What to produce:
Lift out all lines below that contain "this".

** Opening Records for the task block **

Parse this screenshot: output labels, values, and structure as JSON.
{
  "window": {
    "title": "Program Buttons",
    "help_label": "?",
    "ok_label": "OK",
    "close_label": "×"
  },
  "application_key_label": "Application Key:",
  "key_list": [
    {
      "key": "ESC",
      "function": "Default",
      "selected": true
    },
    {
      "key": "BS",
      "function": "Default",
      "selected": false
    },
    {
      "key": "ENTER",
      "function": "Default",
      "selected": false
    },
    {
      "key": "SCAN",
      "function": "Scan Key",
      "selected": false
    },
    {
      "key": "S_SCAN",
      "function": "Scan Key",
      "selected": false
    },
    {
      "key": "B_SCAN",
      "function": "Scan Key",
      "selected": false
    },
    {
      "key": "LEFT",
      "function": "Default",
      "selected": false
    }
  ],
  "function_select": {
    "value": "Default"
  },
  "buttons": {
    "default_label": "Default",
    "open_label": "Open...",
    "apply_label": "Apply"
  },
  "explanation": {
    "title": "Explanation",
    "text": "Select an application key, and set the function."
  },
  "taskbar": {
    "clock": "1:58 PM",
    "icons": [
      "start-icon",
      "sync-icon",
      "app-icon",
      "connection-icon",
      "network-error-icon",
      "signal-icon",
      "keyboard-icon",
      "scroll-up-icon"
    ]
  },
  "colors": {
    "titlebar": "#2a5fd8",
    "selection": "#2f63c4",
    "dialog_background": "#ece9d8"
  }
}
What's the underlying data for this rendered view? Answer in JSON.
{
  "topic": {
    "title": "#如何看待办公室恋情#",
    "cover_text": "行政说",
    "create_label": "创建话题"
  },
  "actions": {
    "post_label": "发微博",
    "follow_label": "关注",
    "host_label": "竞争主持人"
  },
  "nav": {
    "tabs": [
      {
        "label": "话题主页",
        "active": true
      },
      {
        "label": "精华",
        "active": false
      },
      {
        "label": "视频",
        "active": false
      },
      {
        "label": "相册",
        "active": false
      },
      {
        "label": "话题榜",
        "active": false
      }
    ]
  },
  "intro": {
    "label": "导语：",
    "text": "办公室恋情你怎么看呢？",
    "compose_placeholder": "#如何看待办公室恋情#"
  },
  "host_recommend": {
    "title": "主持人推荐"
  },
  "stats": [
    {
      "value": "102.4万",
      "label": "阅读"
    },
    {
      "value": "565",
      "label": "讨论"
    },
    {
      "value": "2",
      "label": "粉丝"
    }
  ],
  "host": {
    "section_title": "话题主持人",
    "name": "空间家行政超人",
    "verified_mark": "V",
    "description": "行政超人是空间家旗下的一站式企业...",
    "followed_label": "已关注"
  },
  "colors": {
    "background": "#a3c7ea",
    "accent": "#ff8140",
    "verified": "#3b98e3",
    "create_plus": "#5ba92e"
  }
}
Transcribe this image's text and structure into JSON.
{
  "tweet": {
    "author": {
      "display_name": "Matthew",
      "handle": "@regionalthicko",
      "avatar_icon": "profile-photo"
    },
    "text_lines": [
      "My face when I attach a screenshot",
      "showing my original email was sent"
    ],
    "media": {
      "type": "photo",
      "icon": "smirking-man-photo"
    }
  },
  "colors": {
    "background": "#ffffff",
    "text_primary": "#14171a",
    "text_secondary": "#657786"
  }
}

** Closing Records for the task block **

Reply to the task:
Parse this screenshot: output labels, values, and structure as JSON.
What's the underlying data for this rendered view? Answer in JSON.
Transcribe this image's text and structure into JSON.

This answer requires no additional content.